(Records excerpted from a collection)
+===+

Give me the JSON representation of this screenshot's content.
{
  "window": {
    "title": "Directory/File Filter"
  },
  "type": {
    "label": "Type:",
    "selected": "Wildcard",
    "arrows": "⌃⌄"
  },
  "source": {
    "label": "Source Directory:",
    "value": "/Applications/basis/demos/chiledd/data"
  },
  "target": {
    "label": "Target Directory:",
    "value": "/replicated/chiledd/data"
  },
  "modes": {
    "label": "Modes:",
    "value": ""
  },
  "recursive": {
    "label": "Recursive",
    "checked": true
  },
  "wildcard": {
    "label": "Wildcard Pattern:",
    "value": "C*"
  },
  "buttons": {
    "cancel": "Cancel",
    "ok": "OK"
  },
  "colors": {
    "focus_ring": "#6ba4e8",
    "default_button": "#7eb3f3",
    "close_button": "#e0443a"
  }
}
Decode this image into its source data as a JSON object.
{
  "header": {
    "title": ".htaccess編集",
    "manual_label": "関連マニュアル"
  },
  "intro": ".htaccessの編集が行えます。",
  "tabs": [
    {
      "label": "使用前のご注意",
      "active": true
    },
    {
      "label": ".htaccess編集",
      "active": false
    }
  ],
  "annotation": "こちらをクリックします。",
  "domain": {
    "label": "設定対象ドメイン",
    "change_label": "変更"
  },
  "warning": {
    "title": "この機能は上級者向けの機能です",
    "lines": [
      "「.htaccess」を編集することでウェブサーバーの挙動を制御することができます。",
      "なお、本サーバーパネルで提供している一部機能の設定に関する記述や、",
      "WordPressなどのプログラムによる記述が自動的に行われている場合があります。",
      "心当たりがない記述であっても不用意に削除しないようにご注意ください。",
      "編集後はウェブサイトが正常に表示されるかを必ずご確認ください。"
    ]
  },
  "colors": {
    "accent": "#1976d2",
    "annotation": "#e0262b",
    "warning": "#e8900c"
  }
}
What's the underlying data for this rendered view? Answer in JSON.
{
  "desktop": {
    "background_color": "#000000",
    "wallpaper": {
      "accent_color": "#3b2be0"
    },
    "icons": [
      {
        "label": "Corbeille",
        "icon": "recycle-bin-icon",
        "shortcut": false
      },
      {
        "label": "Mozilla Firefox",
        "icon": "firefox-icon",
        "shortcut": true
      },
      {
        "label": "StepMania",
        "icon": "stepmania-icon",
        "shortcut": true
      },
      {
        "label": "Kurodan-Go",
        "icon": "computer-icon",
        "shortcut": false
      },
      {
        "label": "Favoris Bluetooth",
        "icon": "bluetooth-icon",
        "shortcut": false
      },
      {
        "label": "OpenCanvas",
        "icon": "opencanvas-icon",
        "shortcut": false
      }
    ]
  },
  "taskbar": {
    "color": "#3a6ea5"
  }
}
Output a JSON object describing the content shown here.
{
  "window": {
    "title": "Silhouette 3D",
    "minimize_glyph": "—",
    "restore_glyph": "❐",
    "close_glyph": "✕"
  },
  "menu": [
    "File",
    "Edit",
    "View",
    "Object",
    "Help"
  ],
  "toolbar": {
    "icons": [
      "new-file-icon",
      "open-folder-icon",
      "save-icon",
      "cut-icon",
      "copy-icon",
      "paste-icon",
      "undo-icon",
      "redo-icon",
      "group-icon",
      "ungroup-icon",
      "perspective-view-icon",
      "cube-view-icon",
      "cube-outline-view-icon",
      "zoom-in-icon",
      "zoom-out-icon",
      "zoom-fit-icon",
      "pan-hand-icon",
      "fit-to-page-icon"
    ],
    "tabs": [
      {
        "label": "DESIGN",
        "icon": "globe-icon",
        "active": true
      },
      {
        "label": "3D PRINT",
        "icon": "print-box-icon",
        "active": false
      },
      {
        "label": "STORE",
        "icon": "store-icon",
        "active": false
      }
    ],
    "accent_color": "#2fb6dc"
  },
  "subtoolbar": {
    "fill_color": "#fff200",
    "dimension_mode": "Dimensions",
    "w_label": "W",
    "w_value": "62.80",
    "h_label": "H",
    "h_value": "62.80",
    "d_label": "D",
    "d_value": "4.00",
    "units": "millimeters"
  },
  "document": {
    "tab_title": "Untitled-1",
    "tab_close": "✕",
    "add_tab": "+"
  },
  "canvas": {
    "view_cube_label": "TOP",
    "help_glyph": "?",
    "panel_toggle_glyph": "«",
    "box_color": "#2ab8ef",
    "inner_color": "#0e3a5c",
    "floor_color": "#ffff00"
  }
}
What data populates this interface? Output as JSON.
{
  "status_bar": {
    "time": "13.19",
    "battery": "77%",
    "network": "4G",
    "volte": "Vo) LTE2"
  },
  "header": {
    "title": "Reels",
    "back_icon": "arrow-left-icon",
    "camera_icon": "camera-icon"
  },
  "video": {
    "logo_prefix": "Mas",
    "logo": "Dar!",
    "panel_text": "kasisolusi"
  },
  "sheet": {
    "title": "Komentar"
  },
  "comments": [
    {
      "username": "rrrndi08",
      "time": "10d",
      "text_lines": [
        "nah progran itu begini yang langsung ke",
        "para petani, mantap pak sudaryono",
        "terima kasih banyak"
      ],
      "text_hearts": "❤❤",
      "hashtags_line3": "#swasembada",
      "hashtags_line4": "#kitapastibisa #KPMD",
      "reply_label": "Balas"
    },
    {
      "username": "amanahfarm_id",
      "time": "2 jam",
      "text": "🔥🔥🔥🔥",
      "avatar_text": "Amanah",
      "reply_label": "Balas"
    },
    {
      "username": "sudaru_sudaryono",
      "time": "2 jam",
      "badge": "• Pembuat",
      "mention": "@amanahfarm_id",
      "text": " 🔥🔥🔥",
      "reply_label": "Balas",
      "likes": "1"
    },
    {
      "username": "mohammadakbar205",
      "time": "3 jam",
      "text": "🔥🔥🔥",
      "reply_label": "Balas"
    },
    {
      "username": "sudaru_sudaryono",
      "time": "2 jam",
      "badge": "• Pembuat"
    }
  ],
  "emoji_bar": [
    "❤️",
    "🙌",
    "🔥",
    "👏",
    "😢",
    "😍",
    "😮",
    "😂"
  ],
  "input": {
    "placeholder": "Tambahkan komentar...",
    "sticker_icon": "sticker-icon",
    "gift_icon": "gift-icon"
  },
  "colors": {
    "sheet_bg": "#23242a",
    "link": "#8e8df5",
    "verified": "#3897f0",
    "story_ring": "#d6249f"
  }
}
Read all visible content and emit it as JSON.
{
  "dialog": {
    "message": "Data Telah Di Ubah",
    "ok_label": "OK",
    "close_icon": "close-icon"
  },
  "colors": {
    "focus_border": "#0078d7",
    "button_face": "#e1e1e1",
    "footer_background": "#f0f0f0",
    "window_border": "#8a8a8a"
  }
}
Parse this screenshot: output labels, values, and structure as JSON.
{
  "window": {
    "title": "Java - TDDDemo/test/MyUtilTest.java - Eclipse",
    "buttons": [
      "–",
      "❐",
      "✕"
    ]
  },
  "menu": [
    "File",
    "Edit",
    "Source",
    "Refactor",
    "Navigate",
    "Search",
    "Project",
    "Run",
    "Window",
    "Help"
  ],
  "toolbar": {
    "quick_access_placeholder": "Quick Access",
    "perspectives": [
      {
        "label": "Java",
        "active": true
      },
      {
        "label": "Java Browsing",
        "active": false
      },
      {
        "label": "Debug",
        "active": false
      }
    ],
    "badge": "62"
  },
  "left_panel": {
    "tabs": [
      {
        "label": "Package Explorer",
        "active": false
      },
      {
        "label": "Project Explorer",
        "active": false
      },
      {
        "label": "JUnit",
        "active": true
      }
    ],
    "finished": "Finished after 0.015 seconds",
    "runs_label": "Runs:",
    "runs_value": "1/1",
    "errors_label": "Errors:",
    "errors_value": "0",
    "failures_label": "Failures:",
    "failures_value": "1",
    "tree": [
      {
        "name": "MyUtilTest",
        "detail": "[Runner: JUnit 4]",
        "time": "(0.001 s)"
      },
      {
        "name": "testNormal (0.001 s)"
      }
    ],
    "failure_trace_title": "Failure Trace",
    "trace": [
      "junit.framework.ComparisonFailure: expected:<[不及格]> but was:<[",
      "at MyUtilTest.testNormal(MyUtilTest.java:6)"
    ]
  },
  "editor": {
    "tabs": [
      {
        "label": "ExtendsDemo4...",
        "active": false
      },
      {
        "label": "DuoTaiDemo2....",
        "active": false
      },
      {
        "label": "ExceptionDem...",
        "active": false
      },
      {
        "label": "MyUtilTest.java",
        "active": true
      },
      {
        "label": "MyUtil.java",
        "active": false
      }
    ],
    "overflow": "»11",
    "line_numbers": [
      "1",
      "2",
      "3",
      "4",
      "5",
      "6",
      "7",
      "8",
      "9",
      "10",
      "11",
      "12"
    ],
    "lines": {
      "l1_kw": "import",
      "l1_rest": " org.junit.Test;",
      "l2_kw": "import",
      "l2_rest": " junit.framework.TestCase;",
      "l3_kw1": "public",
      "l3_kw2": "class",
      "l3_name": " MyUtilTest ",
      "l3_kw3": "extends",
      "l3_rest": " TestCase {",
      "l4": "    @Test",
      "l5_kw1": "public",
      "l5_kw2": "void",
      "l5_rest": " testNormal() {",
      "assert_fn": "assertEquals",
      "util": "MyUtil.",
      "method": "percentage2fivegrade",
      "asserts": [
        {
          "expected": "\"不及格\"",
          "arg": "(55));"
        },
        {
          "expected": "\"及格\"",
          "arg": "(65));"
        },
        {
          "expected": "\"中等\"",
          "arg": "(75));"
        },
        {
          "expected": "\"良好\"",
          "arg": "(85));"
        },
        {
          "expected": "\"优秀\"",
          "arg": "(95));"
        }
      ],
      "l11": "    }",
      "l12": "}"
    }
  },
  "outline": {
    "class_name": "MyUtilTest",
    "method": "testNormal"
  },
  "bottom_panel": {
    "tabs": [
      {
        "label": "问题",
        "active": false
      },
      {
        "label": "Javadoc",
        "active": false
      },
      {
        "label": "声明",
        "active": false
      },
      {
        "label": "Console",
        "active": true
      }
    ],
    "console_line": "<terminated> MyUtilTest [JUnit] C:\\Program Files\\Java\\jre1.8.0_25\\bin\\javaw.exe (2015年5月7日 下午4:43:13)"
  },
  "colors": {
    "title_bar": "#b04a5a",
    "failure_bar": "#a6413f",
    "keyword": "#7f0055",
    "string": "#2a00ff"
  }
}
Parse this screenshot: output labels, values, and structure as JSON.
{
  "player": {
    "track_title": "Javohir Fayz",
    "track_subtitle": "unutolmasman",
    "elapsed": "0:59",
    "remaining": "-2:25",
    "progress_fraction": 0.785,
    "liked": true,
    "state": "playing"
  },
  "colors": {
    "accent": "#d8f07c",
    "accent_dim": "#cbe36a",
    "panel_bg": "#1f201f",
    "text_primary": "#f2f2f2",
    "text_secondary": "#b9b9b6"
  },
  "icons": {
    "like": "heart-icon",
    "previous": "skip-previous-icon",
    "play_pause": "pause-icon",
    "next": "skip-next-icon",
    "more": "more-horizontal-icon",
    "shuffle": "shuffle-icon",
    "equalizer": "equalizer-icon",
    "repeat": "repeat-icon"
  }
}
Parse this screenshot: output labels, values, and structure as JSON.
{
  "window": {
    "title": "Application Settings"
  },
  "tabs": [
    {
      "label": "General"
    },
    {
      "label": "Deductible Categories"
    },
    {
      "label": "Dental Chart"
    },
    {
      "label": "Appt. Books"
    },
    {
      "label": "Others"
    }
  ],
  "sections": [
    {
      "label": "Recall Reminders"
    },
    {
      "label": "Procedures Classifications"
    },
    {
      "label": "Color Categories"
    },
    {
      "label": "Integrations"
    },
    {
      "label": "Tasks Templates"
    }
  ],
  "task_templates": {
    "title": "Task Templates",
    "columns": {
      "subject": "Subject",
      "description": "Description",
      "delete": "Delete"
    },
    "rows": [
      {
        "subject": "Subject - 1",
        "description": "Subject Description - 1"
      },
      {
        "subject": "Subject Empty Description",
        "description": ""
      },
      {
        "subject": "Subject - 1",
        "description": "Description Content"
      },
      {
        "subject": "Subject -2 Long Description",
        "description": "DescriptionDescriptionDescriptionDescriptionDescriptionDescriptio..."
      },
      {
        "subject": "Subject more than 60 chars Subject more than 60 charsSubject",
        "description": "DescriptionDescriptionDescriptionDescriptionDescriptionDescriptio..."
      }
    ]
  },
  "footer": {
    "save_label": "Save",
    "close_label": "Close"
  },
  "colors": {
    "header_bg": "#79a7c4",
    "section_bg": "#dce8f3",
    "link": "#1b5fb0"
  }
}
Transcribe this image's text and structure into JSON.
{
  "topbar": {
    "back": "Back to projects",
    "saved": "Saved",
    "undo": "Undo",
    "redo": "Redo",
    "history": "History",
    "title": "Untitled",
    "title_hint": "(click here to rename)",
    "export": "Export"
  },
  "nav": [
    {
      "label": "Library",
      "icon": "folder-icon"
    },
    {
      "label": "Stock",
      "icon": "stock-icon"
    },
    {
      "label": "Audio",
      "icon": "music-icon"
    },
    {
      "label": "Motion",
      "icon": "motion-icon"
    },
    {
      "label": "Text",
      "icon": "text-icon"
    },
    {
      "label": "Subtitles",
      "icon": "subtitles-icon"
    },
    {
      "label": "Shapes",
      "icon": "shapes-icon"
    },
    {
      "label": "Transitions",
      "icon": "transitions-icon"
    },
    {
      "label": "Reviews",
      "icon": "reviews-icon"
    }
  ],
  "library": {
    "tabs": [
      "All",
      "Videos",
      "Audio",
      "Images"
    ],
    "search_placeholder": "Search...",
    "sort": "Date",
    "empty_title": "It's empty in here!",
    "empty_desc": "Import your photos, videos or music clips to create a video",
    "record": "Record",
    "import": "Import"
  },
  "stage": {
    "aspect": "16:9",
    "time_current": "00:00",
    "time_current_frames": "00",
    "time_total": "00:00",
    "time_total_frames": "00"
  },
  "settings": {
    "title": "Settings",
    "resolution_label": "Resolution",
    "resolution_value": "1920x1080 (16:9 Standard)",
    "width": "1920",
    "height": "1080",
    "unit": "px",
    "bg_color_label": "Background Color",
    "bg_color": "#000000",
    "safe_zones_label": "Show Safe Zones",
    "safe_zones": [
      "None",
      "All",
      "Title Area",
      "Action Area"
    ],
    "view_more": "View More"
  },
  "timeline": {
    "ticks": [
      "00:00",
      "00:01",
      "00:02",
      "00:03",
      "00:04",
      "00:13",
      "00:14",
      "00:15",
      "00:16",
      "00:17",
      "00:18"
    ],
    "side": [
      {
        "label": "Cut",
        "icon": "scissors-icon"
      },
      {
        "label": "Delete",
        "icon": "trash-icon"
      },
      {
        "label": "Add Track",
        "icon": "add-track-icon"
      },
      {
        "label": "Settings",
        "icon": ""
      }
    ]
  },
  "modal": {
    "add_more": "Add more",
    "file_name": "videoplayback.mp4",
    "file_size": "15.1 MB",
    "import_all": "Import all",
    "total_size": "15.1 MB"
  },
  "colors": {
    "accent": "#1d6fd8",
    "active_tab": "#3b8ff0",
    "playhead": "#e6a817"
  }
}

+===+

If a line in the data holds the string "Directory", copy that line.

Exercise solution:
    "title": "Directory/File Filter"
    "label": "Source Directory:",
    "label": "Target Directory:",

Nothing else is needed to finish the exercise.